> **WHAT YOU WILL DO**
Working through the lines below, return each one that holds "description".

> **AVAILABLE DATA**
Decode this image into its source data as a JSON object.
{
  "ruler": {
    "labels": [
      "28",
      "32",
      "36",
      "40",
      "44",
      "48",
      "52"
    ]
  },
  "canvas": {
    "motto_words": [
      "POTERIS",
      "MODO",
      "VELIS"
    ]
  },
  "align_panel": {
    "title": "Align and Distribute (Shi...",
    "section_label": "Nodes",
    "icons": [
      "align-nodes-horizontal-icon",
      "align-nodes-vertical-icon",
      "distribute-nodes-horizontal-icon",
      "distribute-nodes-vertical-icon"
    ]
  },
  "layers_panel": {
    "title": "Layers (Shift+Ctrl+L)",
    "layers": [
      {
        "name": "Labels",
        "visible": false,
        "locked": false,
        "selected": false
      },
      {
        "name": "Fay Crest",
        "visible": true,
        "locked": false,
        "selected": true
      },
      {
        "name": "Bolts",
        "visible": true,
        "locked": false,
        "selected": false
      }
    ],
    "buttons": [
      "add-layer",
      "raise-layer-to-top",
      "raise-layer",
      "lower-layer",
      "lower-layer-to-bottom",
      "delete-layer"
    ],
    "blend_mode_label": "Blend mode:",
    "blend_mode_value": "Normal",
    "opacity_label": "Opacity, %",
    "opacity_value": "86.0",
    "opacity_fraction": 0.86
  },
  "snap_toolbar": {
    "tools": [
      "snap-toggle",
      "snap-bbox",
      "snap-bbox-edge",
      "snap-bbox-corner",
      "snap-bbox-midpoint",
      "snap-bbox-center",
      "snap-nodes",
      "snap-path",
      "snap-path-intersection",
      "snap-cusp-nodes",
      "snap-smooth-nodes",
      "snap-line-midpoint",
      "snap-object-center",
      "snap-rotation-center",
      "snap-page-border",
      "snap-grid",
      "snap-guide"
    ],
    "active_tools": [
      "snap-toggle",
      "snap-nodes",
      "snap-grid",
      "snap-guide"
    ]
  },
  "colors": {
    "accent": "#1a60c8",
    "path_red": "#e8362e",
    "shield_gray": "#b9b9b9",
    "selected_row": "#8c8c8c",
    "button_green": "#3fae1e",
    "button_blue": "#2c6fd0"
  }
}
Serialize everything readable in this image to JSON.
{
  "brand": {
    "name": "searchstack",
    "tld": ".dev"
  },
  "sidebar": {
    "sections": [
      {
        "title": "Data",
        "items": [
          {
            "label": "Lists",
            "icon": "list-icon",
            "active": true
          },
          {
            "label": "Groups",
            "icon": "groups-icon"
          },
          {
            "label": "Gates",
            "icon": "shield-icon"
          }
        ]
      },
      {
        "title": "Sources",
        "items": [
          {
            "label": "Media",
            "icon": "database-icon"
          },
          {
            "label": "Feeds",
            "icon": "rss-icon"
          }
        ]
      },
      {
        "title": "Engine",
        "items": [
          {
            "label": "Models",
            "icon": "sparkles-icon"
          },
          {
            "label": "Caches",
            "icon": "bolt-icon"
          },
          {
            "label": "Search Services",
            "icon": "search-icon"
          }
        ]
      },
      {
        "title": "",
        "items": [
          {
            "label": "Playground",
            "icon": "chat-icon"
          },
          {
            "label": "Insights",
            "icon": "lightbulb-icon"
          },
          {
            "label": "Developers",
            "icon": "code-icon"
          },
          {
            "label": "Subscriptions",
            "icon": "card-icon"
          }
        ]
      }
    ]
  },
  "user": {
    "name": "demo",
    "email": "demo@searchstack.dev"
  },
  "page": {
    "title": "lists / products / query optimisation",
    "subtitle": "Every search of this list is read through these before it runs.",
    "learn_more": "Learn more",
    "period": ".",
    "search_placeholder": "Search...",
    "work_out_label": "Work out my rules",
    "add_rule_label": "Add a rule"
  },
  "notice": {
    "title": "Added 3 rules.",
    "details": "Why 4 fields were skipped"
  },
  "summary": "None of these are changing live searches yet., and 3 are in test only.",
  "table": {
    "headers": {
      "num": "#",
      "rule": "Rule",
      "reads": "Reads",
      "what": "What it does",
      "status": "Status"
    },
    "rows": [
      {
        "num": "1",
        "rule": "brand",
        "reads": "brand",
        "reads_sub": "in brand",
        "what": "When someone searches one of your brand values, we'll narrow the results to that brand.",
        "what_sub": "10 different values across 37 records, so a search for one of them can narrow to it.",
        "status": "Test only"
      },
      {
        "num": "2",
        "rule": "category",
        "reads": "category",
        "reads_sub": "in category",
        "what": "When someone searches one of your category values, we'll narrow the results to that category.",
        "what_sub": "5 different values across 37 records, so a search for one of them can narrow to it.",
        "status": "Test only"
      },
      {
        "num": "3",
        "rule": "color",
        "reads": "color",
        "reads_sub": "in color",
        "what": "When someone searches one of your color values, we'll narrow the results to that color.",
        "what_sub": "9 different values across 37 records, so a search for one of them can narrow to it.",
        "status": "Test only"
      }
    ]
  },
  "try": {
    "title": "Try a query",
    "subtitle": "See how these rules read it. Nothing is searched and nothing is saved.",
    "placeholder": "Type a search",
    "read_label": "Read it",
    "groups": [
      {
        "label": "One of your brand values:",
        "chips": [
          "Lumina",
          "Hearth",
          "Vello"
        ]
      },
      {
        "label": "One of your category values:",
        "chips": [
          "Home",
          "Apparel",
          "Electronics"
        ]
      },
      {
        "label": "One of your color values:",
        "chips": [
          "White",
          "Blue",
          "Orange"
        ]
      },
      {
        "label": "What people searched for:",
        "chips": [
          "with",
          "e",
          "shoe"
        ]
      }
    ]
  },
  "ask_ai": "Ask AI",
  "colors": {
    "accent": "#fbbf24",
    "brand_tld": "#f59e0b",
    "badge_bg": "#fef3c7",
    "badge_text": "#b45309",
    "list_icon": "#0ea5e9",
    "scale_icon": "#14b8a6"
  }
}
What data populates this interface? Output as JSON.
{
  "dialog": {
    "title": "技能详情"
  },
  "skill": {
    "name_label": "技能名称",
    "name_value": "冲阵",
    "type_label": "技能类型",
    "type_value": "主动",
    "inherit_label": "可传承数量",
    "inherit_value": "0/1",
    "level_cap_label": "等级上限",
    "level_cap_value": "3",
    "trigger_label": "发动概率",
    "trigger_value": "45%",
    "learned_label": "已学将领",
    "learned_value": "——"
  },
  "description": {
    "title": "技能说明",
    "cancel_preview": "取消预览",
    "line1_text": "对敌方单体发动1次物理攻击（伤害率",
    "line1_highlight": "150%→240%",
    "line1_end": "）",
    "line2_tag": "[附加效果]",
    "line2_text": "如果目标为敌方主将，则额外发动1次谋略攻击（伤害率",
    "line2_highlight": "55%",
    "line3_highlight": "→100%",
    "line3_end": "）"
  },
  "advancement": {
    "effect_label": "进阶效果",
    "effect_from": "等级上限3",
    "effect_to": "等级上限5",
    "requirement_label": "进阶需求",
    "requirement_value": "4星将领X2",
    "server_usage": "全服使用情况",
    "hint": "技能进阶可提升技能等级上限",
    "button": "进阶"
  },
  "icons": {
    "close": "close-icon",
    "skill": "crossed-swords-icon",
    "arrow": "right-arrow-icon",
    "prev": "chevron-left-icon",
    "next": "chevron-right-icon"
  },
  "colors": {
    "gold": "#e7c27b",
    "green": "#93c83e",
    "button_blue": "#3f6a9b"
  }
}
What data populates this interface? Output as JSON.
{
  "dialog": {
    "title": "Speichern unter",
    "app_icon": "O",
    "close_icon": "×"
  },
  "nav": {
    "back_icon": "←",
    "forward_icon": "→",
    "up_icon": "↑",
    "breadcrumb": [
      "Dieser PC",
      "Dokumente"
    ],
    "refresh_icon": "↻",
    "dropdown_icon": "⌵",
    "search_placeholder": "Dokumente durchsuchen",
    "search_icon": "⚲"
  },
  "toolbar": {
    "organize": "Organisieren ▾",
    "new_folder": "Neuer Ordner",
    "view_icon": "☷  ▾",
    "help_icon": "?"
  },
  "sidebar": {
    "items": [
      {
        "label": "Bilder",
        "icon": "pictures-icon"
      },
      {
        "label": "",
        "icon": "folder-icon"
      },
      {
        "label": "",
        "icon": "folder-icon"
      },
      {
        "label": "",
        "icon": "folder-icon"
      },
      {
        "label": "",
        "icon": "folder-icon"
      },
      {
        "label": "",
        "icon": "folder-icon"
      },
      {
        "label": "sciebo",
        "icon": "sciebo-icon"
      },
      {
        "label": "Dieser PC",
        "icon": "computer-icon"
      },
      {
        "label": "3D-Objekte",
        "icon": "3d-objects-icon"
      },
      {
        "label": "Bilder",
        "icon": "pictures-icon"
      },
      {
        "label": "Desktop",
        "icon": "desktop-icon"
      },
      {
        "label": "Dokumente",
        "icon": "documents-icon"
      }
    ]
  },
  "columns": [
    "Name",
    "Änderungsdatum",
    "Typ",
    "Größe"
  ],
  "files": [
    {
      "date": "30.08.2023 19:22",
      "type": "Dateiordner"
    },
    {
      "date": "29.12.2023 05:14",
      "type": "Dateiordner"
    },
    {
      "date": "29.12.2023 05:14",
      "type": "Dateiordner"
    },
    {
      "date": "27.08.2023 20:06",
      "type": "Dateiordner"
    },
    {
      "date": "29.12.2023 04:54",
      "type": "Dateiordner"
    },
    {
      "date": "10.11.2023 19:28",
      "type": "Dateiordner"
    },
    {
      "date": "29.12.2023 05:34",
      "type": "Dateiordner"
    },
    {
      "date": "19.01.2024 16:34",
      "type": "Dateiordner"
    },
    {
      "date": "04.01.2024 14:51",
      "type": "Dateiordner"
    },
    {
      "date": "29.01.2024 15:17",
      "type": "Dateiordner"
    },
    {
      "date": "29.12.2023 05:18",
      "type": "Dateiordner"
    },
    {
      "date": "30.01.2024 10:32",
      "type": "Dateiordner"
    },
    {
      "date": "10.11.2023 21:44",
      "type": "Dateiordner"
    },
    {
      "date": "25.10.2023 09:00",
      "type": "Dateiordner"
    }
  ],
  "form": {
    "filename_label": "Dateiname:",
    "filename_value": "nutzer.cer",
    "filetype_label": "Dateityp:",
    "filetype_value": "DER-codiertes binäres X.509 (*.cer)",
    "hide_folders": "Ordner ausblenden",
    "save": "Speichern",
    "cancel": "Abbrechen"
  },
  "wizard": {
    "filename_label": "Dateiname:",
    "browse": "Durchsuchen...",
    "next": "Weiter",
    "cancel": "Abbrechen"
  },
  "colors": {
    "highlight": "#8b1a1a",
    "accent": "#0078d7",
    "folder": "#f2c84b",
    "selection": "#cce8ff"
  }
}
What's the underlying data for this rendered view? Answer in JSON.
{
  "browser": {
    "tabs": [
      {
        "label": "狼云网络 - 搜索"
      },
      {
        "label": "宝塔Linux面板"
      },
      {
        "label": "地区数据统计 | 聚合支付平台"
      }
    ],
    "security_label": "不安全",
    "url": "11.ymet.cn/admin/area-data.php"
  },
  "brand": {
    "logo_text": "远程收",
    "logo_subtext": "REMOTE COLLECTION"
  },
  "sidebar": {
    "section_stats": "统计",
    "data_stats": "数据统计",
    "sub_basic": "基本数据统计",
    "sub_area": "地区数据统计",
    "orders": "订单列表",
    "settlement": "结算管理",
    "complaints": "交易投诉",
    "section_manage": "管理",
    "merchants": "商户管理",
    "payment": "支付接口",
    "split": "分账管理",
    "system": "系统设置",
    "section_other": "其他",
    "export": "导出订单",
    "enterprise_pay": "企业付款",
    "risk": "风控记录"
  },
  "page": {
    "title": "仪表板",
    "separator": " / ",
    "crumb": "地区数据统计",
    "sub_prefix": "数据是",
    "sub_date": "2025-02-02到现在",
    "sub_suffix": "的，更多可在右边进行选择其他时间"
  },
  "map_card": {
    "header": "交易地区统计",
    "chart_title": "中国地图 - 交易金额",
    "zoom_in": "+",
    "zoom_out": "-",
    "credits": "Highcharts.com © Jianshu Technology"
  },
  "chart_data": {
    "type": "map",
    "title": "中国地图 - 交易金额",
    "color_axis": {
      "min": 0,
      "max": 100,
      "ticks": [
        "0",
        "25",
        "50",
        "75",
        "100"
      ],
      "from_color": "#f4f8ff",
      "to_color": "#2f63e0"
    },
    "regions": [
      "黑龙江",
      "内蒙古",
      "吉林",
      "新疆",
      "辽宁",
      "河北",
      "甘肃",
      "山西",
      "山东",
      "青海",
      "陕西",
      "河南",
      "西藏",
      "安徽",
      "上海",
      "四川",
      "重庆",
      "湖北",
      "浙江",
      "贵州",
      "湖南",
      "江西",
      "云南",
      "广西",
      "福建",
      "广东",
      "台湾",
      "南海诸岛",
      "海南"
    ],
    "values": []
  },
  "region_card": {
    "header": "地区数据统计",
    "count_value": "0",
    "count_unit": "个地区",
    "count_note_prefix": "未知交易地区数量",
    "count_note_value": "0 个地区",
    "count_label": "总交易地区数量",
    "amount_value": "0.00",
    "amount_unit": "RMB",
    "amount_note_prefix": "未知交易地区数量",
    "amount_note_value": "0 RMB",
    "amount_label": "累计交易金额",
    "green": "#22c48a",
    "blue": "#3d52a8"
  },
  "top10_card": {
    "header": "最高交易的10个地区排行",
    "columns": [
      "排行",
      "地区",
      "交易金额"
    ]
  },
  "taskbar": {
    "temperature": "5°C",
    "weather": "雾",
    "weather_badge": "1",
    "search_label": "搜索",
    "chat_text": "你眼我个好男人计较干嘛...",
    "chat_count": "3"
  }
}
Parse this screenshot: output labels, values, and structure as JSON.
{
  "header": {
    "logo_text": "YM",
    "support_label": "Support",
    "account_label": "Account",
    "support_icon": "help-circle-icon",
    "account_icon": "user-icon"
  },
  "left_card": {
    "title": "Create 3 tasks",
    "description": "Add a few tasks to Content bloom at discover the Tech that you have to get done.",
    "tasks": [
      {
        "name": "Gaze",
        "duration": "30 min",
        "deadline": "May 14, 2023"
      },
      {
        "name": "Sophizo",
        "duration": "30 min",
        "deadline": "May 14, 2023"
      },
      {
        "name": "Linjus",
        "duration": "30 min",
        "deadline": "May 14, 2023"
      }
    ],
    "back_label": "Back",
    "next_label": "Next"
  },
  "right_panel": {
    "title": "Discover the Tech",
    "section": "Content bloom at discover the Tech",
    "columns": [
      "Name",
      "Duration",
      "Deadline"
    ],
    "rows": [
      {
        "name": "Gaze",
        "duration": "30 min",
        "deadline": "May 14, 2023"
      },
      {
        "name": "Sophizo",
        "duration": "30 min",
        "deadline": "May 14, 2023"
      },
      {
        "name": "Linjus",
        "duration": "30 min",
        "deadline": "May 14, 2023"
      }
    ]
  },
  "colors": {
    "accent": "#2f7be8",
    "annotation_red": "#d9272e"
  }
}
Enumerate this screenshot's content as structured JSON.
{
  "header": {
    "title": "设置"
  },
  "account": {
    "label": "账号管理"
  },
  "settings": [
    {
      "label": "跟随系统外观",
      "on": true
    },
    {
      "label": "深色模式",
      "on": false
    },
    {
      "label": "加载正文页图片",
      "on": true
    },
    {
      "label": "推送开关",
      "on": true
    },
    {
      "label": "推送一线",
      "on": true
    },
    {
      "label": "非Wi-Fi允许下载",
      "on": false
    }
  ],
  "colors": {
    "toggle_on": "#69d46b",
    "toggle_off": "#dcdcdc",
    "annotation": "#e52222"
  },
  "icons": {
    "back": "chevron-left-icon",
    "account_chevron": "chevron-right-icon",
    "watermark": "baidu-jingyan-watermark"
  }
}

> **ANSWER SECTION**
  "description": {
    "description": "Add a few tasks to Content bloom at discover the Tech that you have to get done.",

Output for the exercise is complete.